Jason Allen, BS’01

Jason Allen knew early on of the opportunities the state’s flagship research university could offer him just an hour north of where he grew up in Springville.

“I had always wanted to attend the University of Utah due to its prestige within the state and nationally,” he says, especially due to the U’s stellar reputation in science and technology.

He wasn’t disappointed. Now a Physician and Medical Director of the Breast Imaging section in the University of Colorado Health South Region, this doctor of osteopathic medicine (DO) cut his teeth as a researcher in Dr. David Stillman’s lab with Dr. Leena Bhoite. “It was in his lab that I got great exposure to real ‘at the bench’ lab work as well as all the frustrations and excitement that go along with it,” he says.

Working in the Bioscience Undergraduate Research Program (BioURP) at the U was also formative for Allen, including the introductory summer course which he counts as “a great introduction to the program overall, [to] new people and some of the intricacies of basic … lab work.” He especially enjoyed working with Dr. Rosemary Gray and Dr. Janet Shaw, both of whom were “great mentors and significantly helped cultivate my interest in learning about the biological sciences.”

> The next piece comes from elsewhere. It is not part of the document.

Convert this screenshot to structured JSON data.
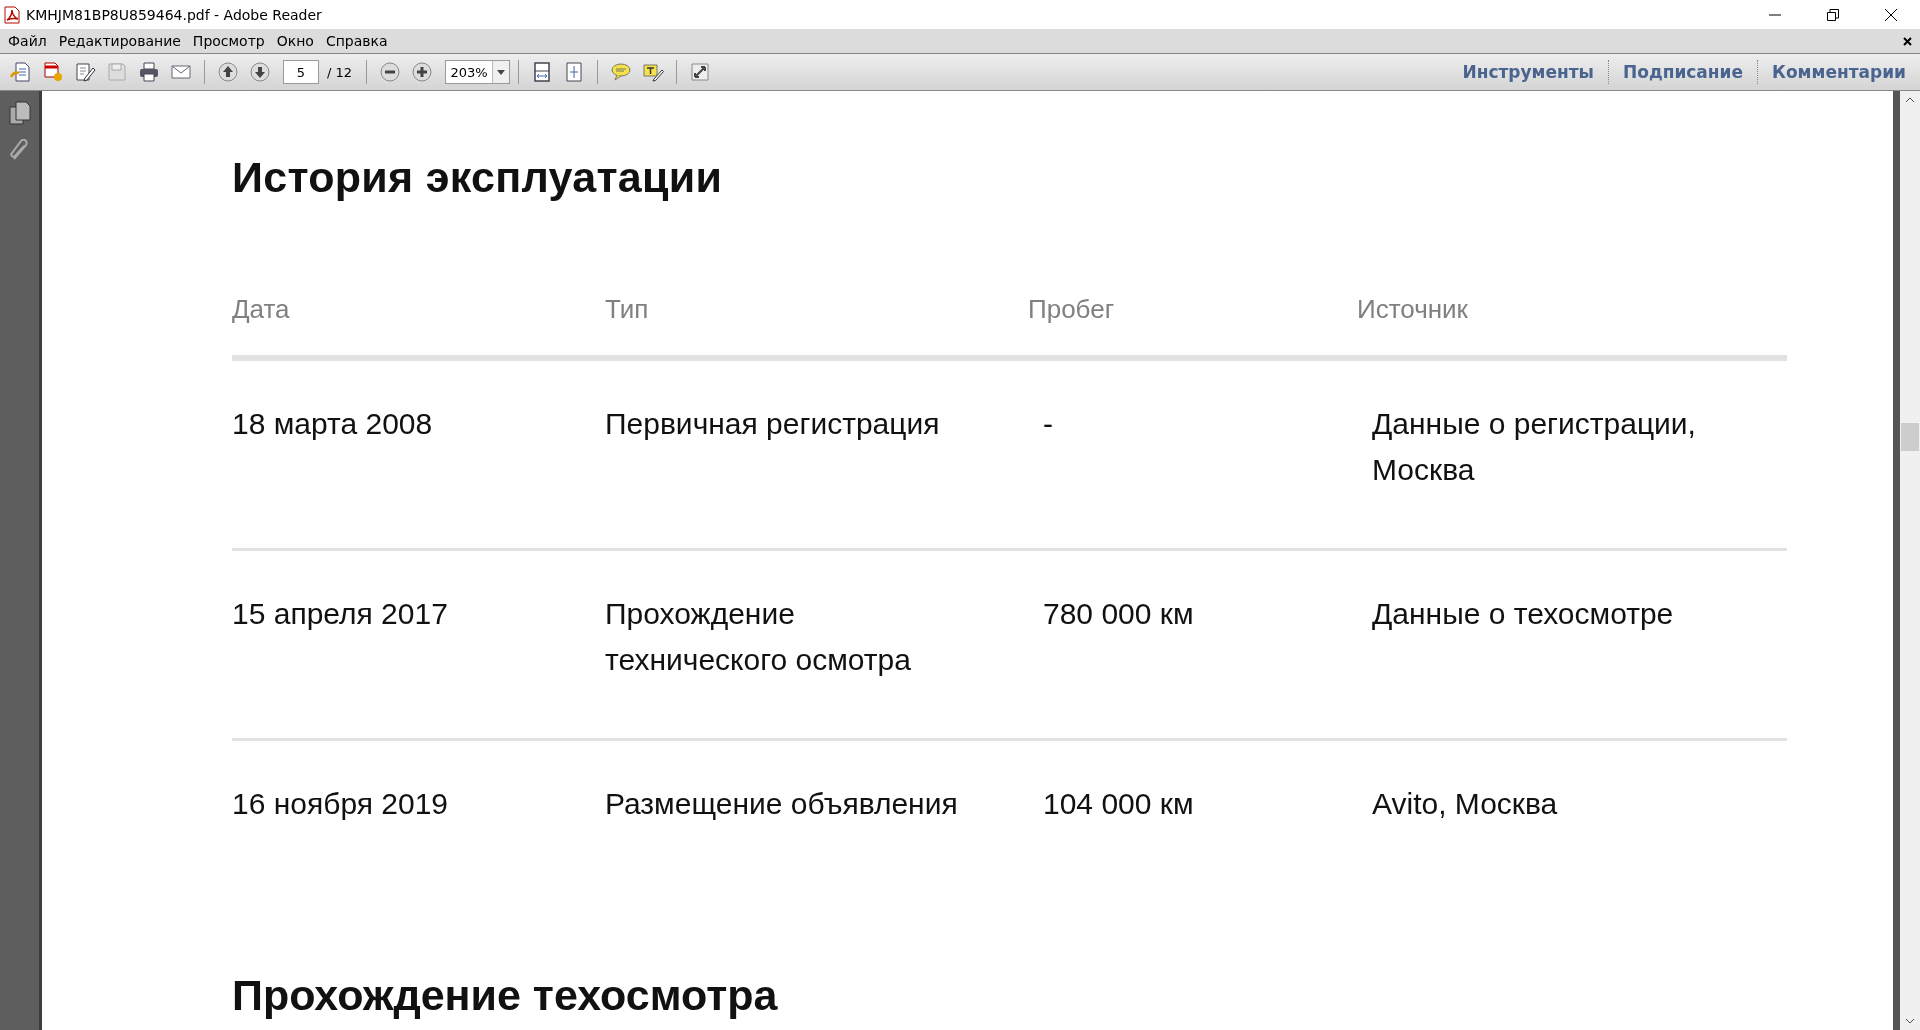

Additionally, the spring undergraduate research symposium “amply prepared me for the requirements of medical school, internship and [a] residency, and even now working in the field of medicine,” he recalls. It wasn’t just the technical know-how and scientific rigor of BIOURP that propelled him forward into his career; the public speaking requirements and likely the network were also useful to him as he prepared for professional school.

After graduating from Kansas City University of Medicine and Biosciences in 2005, Allen completed a residency in Radiology with the San Antonio Uniformed Services Health Education Consortium in 2010. Following that he began a career in the United States Air Force at David Grant Medical Center as a general radiologist teaching radiology residents. After four years there and nine years of active duty service, he separated from the Air Force and completed fellowship training with the University of California at Davis Hospital in Sacramento.

In the Centennial State Allen is the lead interpreting physician in the breast imaging section. “Our group provides radiology interpretation services and image guided interventions for the University of Colorado Health system, as well as a number of additional smaller hospitals in southern Colorado,” he explains.

It may seem like a relative straight line for Allen’s career path, but he knows as well as most who have successfully arrived at the top of their game that it requires hard work. “Study hard,” he reminds those at the U who are just beginning their academic and professional careers. “Accept challenges and learn from mistakes (both your own AND the mistakes of others).” Setbacks and failures, he concludes, “are stepping stones toward great success!”

Dr. Allen with his son Gavin at his school in the “Watch D.O.G.S” (Dads Of Great Students) program.

The current pandemic has been one of those setbacks for many, including Allen. “Covid-19 has caused our group and the hospital systems we provide services for to streamline our processes and has really pushed us to embrace the use of technology to enable us to communicate with patients and other medical providers in new ways,” he says. “Although it has significantly limited in person interactions, Tele-Health interactions have increased significantly and have enabled us to provide services that were once difficult or impossible to provide.”

It’s not just about work for Allen. A fluent speaker of Brazilian Portuguese, he says he enjoys the great outdoors with his family and his personal hobbies of camping, fishing, water sports and photography.

For Jason Allen, the University of Utah and the School of Biological Sciences was not only the portal for his early initiation into science and medicine, but it turbo-charged his career through early experiences in research, or as he puts it, “at the bench,” not only in the lab but in life.

 

by David Pace